May 23 was the second day spent at Alder Creek grove in the Sierra Nevada Mountains as part of an expedition to collect and archive the genetics of some of the oldest, largest, and perhaps most important trees on earth – the coast redwoods and giant sequoias. This picture is a good example what the day was like: beautiful forest vistas with trees so huge, and climbers so small.
It was a day of awe and wonder as professional climbers ascended to the tops of these huge, magnificent ancient trees, some over 3000 years old. The purpose was to obtain cuttings from the very top branches in order to create clones of these giants with the same DNA so that these trees can be preserved in an archive for future plantings.
Here are some additional photos of magnificent trees, spectacular views and undaunted climbers.
Then there were those watching the climbers from the ground:
While climbers were climbing, interviews were taking place on terra firma.
We explored the Waterfall Tree, which was not so easy to find, as it was hidden down a trail where much of the brush was already growing back. But once you headed down the trail in the right direction, you could spot the Waterfall Tree from a distance.
As one walked toward the tree, more and more of its gigantic outline came into view.
When we finally reached the Waterfall Tree, we found it to be larger than we had imagined.

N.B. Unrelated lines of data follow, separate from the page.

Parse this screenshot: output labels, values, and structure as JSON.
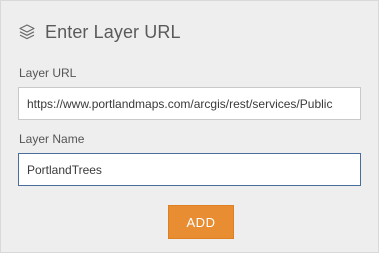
{
  "header": {
    "icon": "layers-icon",
    "title": "Enter Layer URL"
  },
  "layer_url": {
    "label": "Layer URL",
    "value": "https://www.portlandmaps.com/arcgis/rest/services/Public"
  },
  "layer_name": {
    "label": "Layer Name",
    "value": "PortlandTrees"
  },
  "add_button": {
    "label": "ADD"
  },
  "colors": {
    "panel_background": "#eeeeee",
    "add_button": "#e98d32",
    "focused_field_border": "#4a6e9c"
  }
}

We explored its size relative our small sizes by posing our human figures at its base.
In the picture below, even I got into the posing action
This tree was named the Waterfall Tree because on the opposite side of it was a stream with a waterfall, and the trunk on that side reached down almost to the water’s edge, where the three in the picture below were headed.
After our visit to the Waterfall Tree, we turned our attention to the Amos Alonzo Stagg Tree, further up the hill, so we could begin to set ropes and prepare for the climb the next day. So check the May 24 post to learn about what happened the next day.